* _Task brief_: Across the whole listing, filter for the string "title" and copy every line that has it.
BEGIN Provided records
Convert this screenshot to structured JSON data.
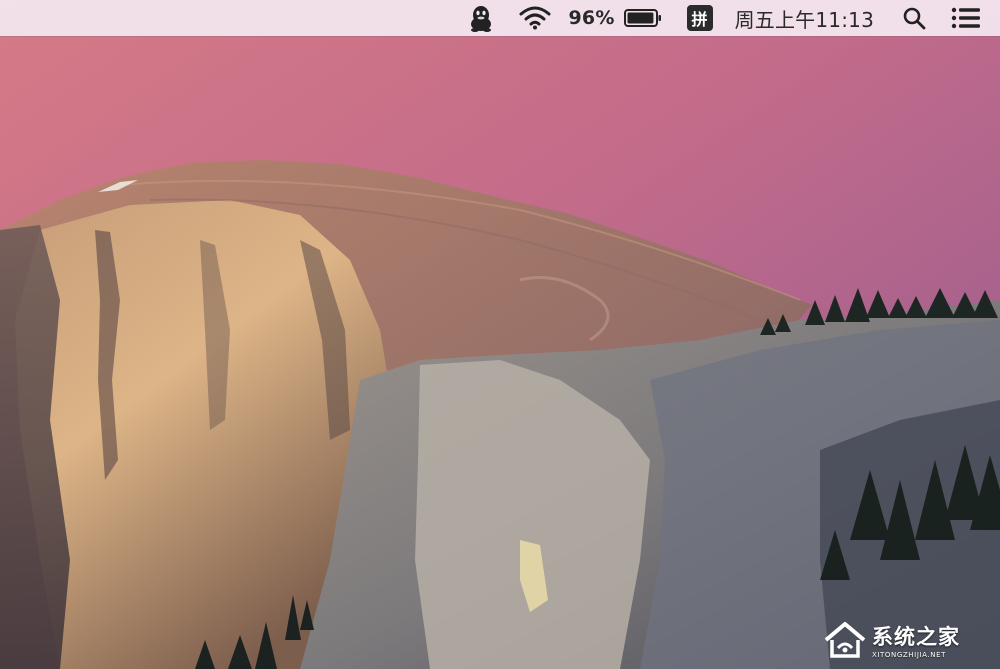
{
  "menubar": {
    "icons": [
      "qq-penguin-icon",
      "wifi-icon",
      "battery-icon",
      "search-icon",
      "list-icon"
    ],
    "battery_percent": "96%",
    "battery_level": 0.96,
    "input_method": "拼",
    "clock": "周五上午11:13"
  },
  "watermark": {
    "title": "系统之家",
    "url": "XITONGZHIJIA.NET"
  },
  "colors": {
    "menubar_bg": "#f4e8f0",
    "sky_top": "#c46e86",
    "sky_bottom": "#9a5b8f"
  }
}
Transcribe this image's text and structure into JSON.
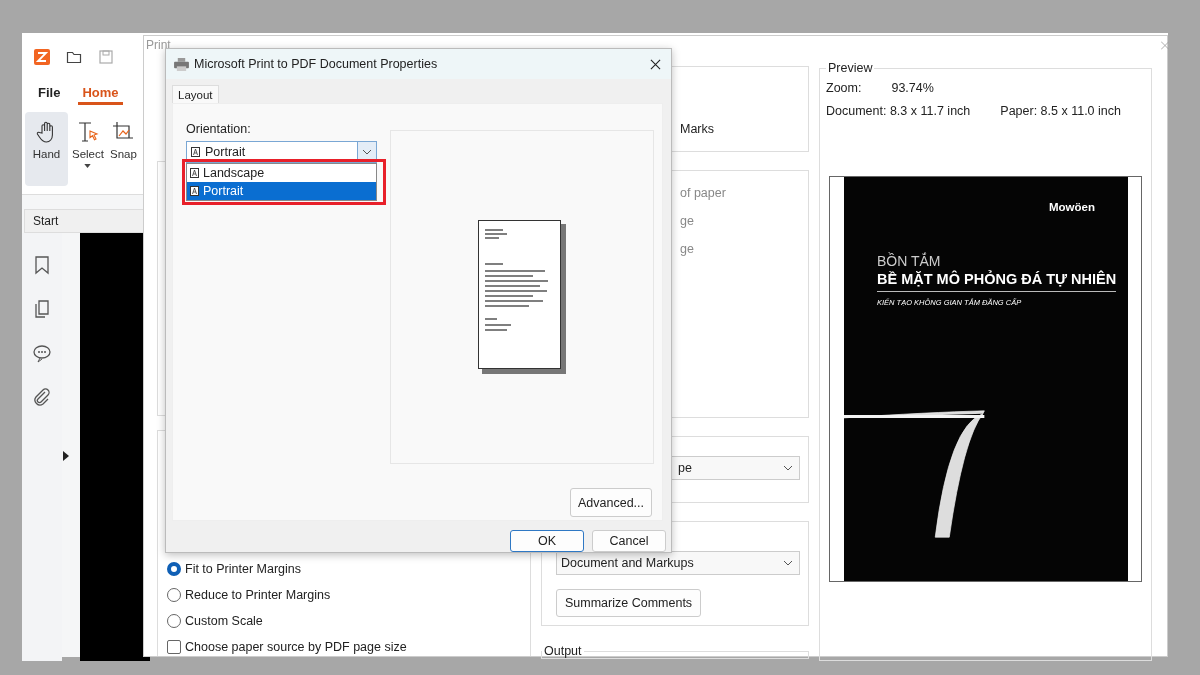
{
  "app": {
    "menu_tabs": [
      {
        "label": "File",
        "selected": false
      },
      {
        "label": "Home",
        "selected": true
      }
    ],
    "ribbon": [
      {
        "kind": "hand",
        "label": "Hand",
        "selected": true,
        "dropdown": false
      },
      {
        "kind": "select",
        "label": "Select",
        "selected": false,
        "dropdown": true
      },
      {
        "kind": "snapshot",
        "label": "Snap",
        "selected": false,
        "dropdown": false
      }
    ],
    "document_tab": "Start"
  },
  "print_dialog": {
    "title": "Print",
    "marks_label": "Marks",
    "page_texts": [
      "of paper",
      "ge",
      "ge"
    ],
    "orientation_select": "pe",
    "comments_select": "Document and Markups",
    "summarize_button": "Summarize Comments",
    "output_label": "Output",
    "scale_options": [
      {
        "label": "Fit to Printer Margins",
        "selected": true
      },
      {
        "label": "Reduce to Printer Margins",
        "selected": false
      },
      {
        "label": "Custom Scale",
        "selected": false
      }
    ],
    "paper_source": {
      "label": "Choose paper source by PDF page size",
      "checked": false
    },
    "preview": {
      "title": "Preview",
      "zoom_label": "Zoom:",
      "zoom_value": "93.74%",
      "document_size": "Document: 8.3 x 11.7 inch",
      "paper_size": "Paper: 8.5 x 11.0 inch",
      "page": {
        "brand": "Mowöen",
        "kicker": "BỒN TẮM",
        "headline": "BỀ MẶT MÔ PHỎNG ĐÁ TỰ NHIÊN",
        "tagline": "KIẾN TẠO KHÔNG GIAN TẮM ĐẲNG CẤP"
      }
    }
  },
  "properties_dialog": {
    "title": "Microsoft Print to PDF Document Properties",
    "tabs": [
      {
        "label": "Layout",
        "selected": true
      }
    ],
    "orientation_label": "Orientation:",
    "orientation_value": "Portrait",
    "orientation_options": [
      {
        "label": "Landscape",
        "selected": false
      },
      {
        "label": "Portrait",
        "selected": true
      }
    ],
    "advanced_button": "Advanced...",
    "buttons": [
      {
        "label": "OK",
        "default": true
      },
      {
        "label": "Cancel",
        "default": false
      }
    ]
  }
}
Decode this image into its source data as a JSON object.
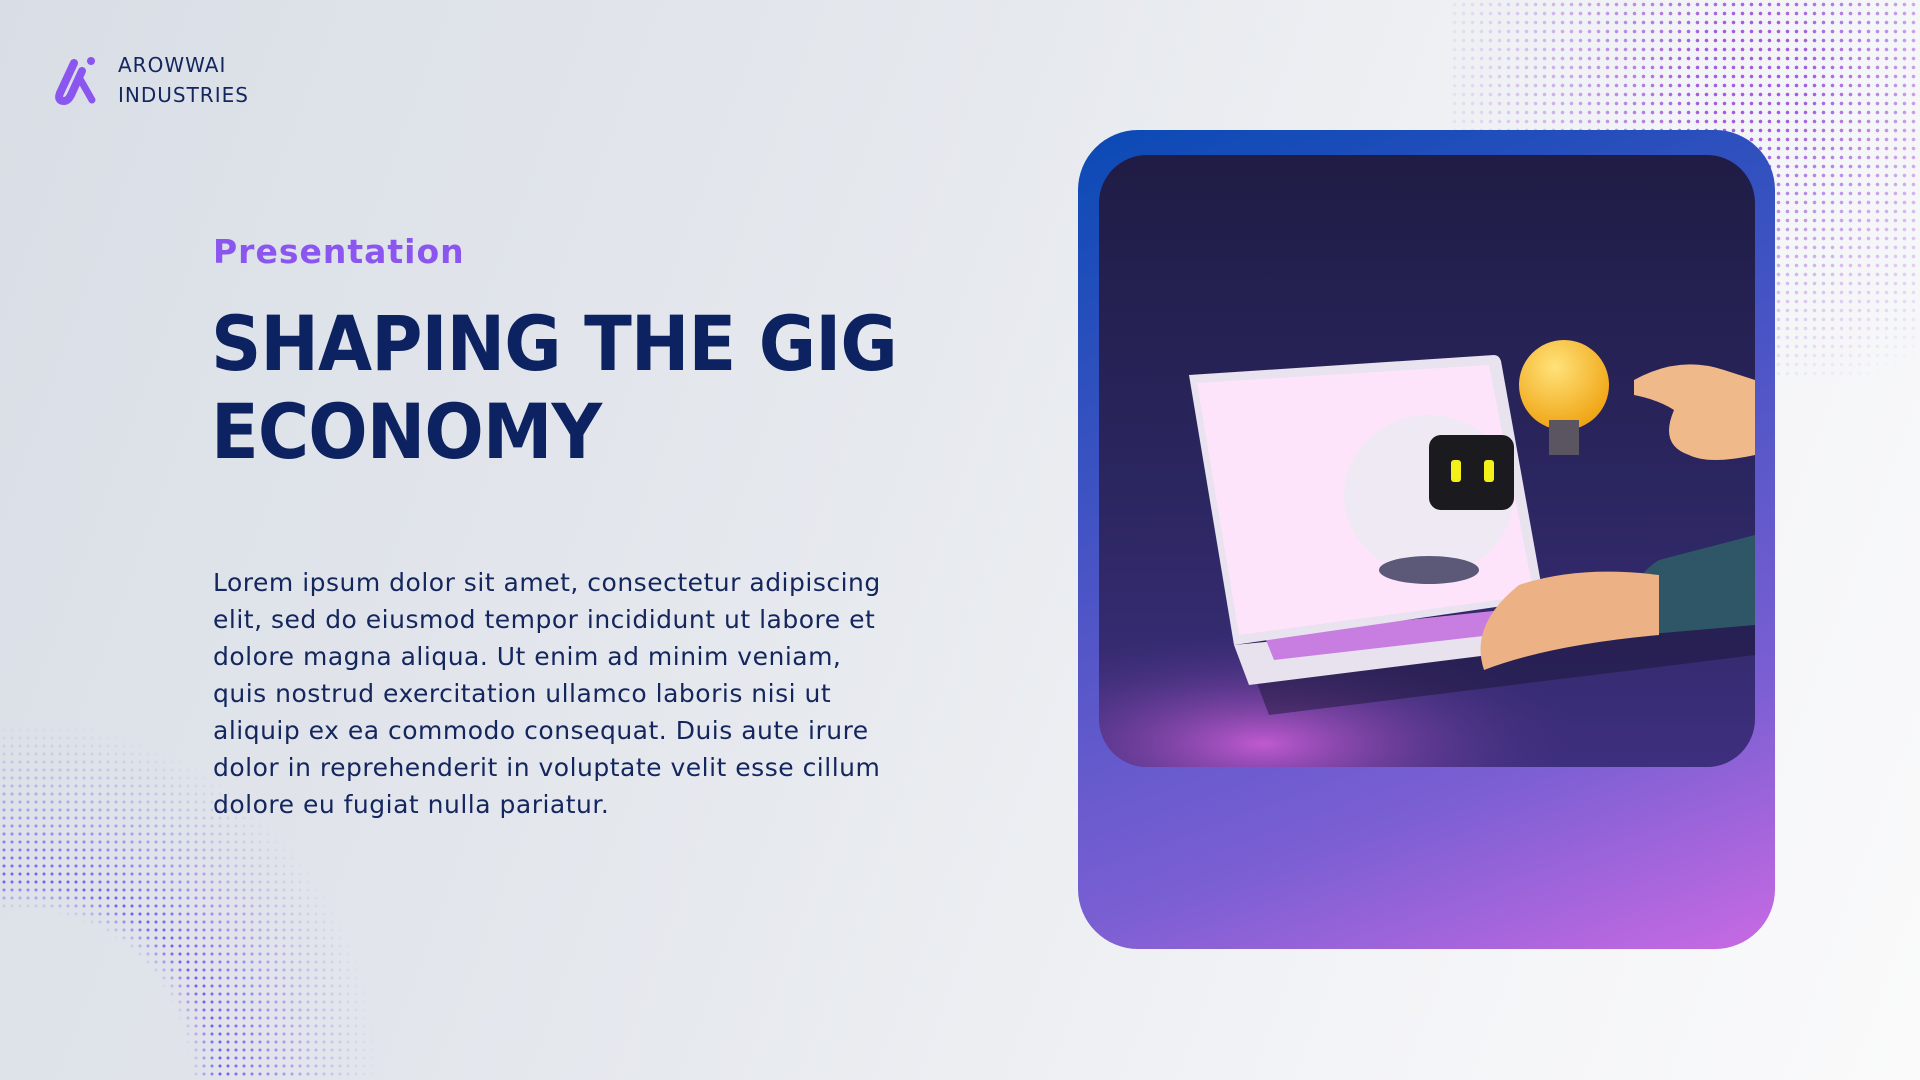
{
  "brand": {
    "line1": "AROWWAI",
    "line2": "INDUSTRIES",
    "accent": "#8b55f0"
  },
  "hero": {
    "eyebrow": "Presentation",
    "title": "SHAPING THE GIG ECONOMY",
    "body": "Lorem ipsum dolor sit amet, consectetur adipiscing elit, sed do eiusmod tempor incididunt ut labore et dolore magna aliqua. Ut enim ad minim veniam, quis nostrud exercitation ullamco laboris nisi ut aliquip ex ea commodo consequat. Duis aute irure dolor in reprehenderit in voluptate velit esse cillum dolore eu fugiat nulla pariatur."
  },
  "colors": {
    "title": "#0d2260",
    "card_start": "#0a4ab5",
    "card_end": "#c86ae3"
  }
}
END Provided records
* _Output of the task_:
    "title": "系统之家",
    "title": "Print",
      "title": "Preview",
    "title": "Microsoft Print to PDF Document Properties",
    "title": "SHAPING THE GIG ECONOMY",
    "title": "#0d2260",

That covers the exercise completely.